> Dataset entries:
★ ★ ★ ★ ★ ★ ★
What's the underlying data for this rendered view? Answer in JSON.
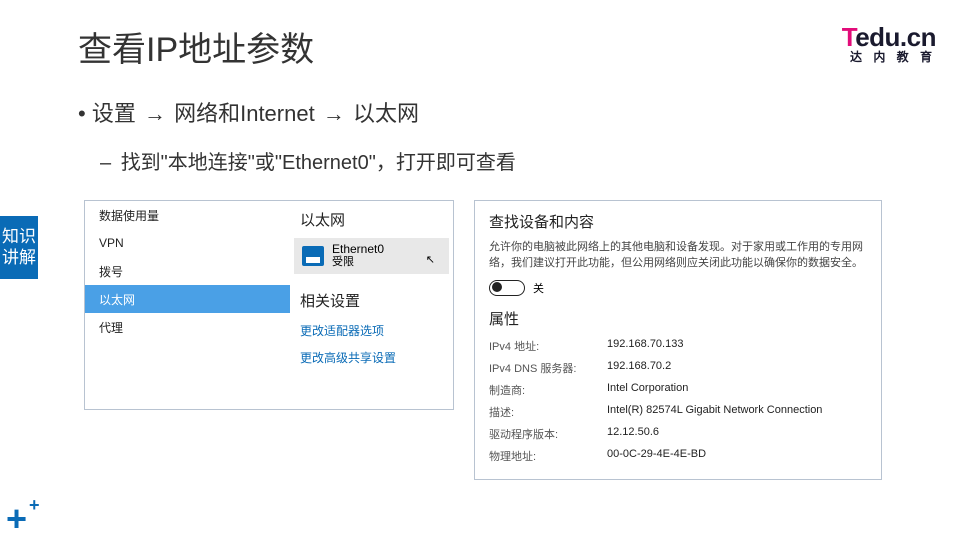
{
  "title": "查看IP地址参数",
  "logo": {
    "t": "T",
    "rest": "edu.cn",
    "sub": "达 内 教 育"
  },
  "bullet1": {
    "p1": "设置",
    "arrow": "→",
    "p2": "网络和Internet",
    "p3": "以太网"
  },
  "bullet2": "找到\"本地连接\"或\"Ethernet0\"，打开即可查看",
  "side_tag": "知识讲解",
  "panel_left": {
    "nav": [
      "数据使用量",
      "VPN",
      "拨号",
      "以太网",
      "代理"
    ],
    "active_index": 3,
    "heading_ethernet": "以太网",
    "ethernet_item": {
      "name": "Ethernet0",
      "status": "受限"
    },
    "heading_related": "相关设置",
    "links": [
      "更改适配器选项",
      "更改高级共享设置"
    ]
  },
  "panel_right": {
    "title": "查找设备和内容",
    "desc": "允许你的电脑被此网络上的其他电脑和设备发现。对于家用或工作用的专用网络，我们建议打开此功能，但公用网络则应关闭此功能以确保你的数据安全。",
    "toggle_state": "关",
    "props_heading": "属性",
    "rows": [
      {
        "key": "IPv4 地址:",
        "val": "192.168.70.133"
      },
      {
        "key": "IPv4 DNS 服务器:",
        "val": "192.168.70.2"
      },
      {
        "key": "制造商:",
        "val": "Intel Corporation"
      },
      {
        "key": "描述:",
        "val": "Intel(R) 82574L Gigabit Network Connection"
      },
      {
        "key": "驱动程序版本:",
        "val": "12.12.50.6"
      },
      {
        "key": "物理地址:",
        "val": "00-0C-29-4E-4E-BD"
      }
    ]
  }
}
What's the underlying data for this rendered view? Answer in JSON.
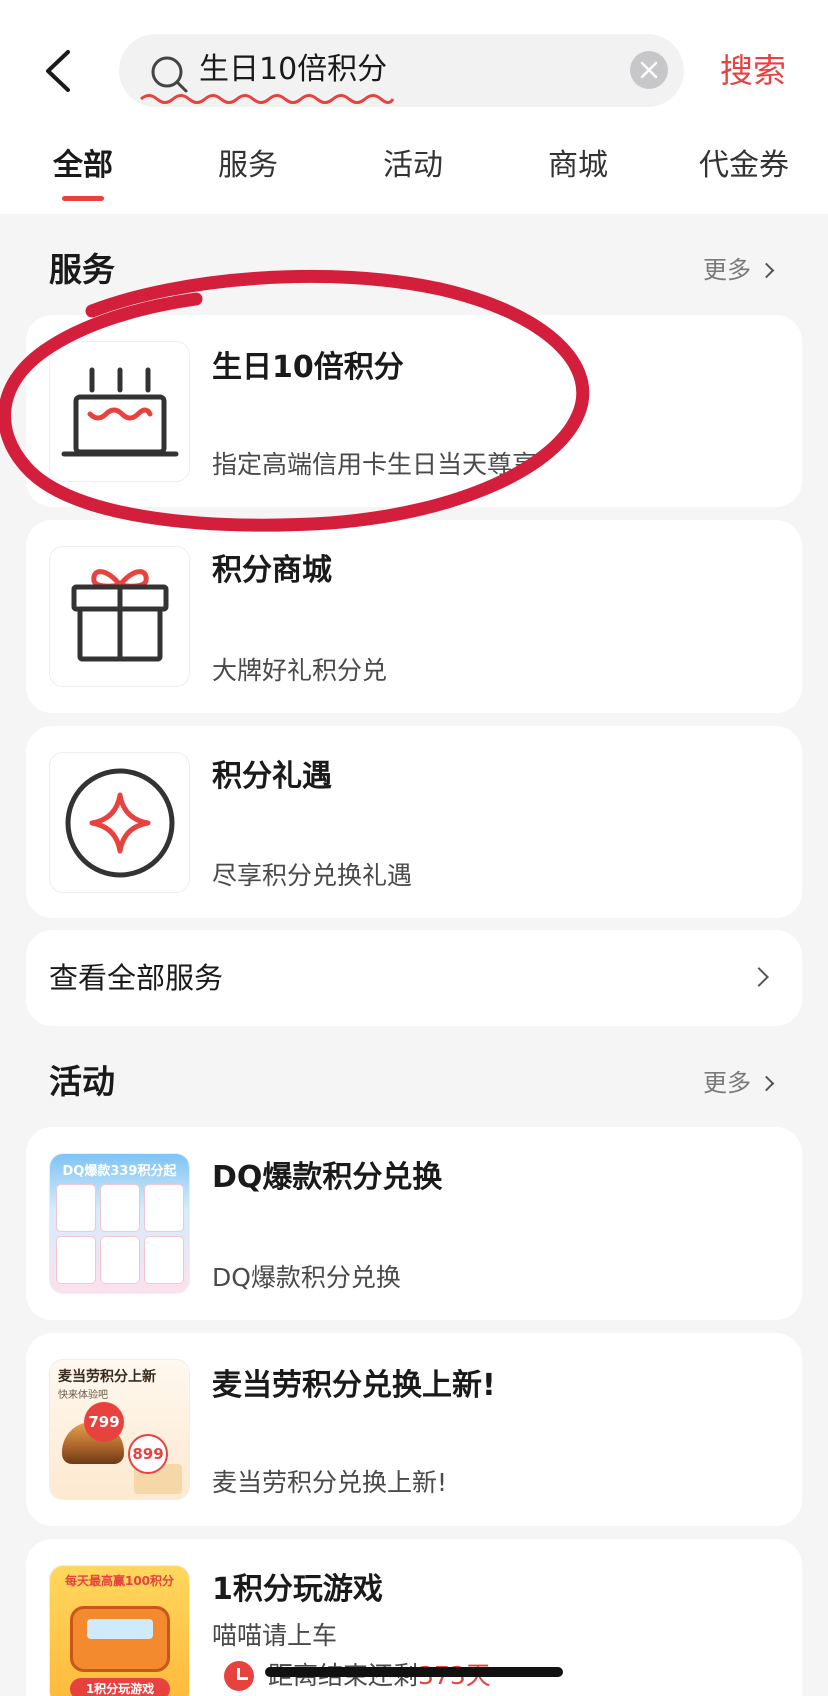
{
  "header": {
    "search_query": "生日10倍积分",
    "search_button": "搜索"
  },
  "tabs": [
    {
      "label": "全部",
      "active": true
    },
    {
      "label": "服务"
    },
    {
      "label": "活动"
    },
    {
      "label": "商城"
    },
    {
      "label": "代金券"
    }
  ],
  "services": {
    "title": "服务",
    "more": "更多",
    "items": [
      {
        "title": "生日10倍积分",
        "subtitle": "指定高端信用卡生日当天尊享",
        "icon": "birthday-cake-icon"
      },
      {
        "title": "积分商城",
        "subtitle": "大牌好礼积分兑",
        "icon": "gift-box-icon"
      },
      {
        "title": "积分礼遇",
        "subtitle": "尽享积分兑换礼遇",
        "icon": "sparkle-star-icon"
      }
    ],
    "view_all": "查看全部服务"
  },
  "activities": {
    "title": "活动",
    "more": "更多",
    "items": [
      {
        "title": "DQ爆款积分兑换",
        "subtitle": "DQ爆款积分兑换",
        "thumb_text": "DQ爆款339积分起"
      },
      {
        "title": "麦当劳积分兑换上新!",
        "subtitle": "麦当劳积分兑换上新!",
        "thumb_title": "麦当劳积分上新",
        "thumb_sub": "快来体验吧",
        "price1": "799",
        "price2": "899"
      },
      {
        "title": "1积分玩游戏",
        "subtitle": "喵喵请上车",
        "thumb_banner": "每天最高赢100积分",
        "thumb_footer": "1积分玩游戏",
        "timer_prefix": "距离结束还剩",
        "timer_days": "373天"
      }
    ]
  },
  "colors": {
    "accent": "#e8423f",
    "annotation": "#d41f3c"
  }
}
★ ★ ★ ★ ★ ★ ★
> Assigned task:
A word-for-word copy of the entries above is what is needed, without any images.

> Output of the exercise:
What's the underlying data for this rendered view? Answer in JSON.
{
  "title": "查看IP地址参数",
  "logo": {
    "t": "T",
    "rest": "edu.cn",
    "sub": "达 内 教 育"
  },
  "bullet1": {
    "p1": "设置",
    "arrow": "→",
    "p2": "网络和Internet",
    "p3": "以太网"
  },
  "bullet2": "找到\"本地连接\"或\"Ethernet0\"，打开即可查看",
  "side_tag": "知识讲解",
  "panel_left": {
    "nav": [
      "数据使用量",
      "VPN",
      "拨号",
      "以太网",
      "代理"
    ],
    "active_index": 3,
    "heading_ethernet": "以太网",
    "ethernet_item": {
      "name": "Ethernet0",
      "status": "受限"
    },
    "heading_related": "相关设置",
    "links": [
      "更改适配器选项",
      "更改高级共享设置"
    ]
  },
  "panel_right": {
    "title": "查找设备和内容",
    "desc": "允许你的电脑被此网络上的其他电脑和设备发现。对于家用或工作用的专用网络，我们建议打开此功能，但公用网络则应关闭此功能以确保你的数据安全。",
    "toggle_state": "关",
    "props_heading": "属性",
    "rows": [
      {
        "key": "IPv4 地址:",
        "val": "192.168.70.133"
      },
      {
        "key": "IPv4 DNS 服务器:",
        "val": "192.168.70.2"
      },
      {
        "key": "制造商:",
        "val": "Intel Corporation"
      },
      {
        "key": "描述:",
        "val": "Intel(R) 82574L Gigabit Network Connection"
      },
      {
        "key": "驱动程序版本:",
        "val": "12.12.50.6"
      },
      {
        "key": "物理地址:",
        "val": "00-0C-29-4E-4E-BD"
      }
    ]
  }
}
What's the underlying data for this rendered view? Answer in JSON.
{
  "header": {
    "search_query": "生日10倍积分",
    "search_button": "搜索"
  },
  "tabs": [
    {
      "label": "全部",
      "active": true
    },
    {
      "label": "服务"
    },
    {
      "label": "活动"
    },
    {
      "label": "商城"
    },
    {
      "label": "代金券"
    }
  ],
  "services": {
    "title": "服务",
    "more": "更多",
    "items": [
      {
        "title": "生日10倍积分",
        "subtitle": "指定高端信用卡生日当天尊享",
        "icon": "birthday-cake-icon"
      },
      {
        "title": "积分商城",
        "subtitle": "大牌好礼积分兑",
        "icon": "gift-box-icon"
      },
      {
        "title": "积分礼遇",
        "subtitle": "尽享积分兑换礼遇",
        "icon": "sparkle-star-icon"
      }
    ],
    "view_all": "查看全部服务"
  },
  "activities": {
    "title": "活动",
    "more": "更多",
    "items": [
      {
        "title": "DQ爆款积分兑换",
        "subtitle": "DQ爆款积分兑换",
        "thumb_text": "DQ爆款339积分起"
      },
      {
        "title": "麦当劳积分兑换上新!",
        "subtitle": "麦当劳积分兑换上新!",
        "thumb_title": "麦当劳积分上新",
        "thumb_sub": "快来体验吧",
        "price1": "799",
        "price2": "899"
      },
      {
        "title": "1积分玩游戏",
        "subtitle": "喵喵请上车",
        "thumb_banner": "每天最高赢100积分",
        "thumb_footer": "1积分玩游戏",
        "timer_prefix": "距离结束还剩",
        "timer_days": "373天"
      }
    ]
  },
  "colors": {
    "accent": "#e8423f",
    "annotation": "#d41f3c"
  }
}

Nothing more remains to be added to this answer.